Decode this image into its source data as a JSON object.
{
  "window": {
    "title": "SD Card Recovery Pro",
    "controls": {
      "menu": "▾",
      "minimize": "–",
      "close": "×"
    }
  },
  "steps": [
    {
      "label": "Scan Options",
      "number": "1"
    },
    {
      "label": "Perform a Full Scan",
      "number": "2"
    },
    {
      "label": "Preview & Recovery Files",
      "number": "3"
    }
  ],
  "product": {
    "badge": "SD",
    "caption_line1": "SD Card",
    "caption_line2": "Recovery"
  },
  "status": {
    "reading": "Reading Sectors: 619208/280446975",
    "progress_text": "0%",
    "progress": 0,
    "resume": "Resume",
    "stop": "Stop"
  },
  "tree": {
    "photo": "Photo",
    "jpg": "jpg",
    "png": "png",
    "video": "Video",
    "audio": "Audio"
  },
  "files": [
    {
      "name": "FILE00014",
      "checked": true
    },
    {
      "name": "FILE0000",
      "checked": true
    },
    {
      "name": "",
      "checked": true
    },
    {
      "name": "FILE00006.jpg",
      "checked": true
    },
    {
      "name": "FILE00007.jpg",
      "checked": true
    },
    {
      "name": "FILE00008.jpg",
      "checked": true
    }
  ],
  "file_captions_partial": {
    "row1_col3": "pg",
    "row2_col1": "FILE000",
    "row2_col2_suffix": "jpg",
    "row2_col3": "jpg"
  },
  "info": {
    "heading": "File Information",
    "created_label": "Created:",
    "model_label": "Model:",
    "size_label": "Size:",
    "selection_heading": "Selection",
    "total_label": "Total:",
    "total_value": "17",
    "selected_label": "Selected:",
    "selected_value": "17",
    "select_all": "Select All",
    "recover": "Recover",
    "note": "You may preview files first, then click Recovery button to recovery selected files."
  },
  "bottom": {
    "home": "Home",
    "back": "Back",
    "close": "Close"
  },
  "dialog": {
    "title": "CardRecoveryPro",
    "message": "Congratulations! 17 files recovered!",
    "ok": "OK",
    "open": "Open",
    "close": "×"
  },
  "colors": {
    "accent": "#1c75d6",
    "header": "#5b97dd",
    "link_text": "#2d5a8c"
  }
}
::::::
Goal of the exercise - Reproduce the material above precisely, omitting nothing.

Final answer -
Decode this image into its source data as a JSON object.
{
  "window": {
    "title": "SD Card Recovery Pro",
    "controls": {
      "menu": "▾",
      "minimize": "–",
      "close": "×"
    }
  },
  "steps": [
    {
      "label": "Scan Options",
      "number": "1"
    },
    {
      "label": "Perform a Full Scan",
      "number": "2"
    },
    {
      "label": "Preview & Recovery Files",
      "number": "3"
    }
  ],
  "product": {
    "badge": "SD",
    "caption_line1": "SD Card",
    "caption_line2": "Recovery"
  },
  "status": {
    "reading": "Reading Sectors: 619208/280446975",
    "progress_text": "0%",
    "progress": 0,
    "resume": "Resume",
    "stop": "Stop"
  },
  "tree": {
    "photo": "Photo",
    "jpg": "jpg",
    "png": "png",
    "video": "Video",
    "audio": "Audio"
  },
  "files": [
    {
      "name": "FILE00014",
      "checked": true
    },
    {
      "name": "FILE0000",
      "checked": true
    },
    {
      "name": "",
      "checked": true
    },
    {
      "name": "FILE00006.jpg",
      "checked": true
    },
    {
      "name": "FILE00007.jpg",
      "checked": true
    },
    {
      "name": "FILE00008.jpg",
      "checked": true
    }
  ],
  "file_captions_partial": {
    "row1_col3": "pg",
    "row2_col1": "FILE000",
    "row2_col2_suffix": "jpg",
    "row2_col3": "jpg"
  },
  "info": {
    "heading": "File Information",
    "created_label": "Created:",
    "model_label": "Model:",
    "size_label": "Size:",
    "selection_heading": "Selection",
    "total_label": "Total:",
    "total_value": "17",
    "selected_label": "Selected:",
    "selected_value": "17",
    "select_all": "Select All",
    "recover": "Recover",
    "note": "You may preview files first, then click Recovery button to recovery selected files."
  },
  "bottom": {
    "home": "Home",
    "back": "Back",
    "close": "Close"
  },
  "dialog": {
    "title": "CardRecoveryPro",
    "message": "Congratulations! 17 files recovered!",
    "ok": "OK",
    "open": "Open",
    "close": "×"
  },
  "colors": {
    "accent": "#1c75d6",
    "header": "#5b97dd",
    "link_text": "#2d5a8c"
  }
}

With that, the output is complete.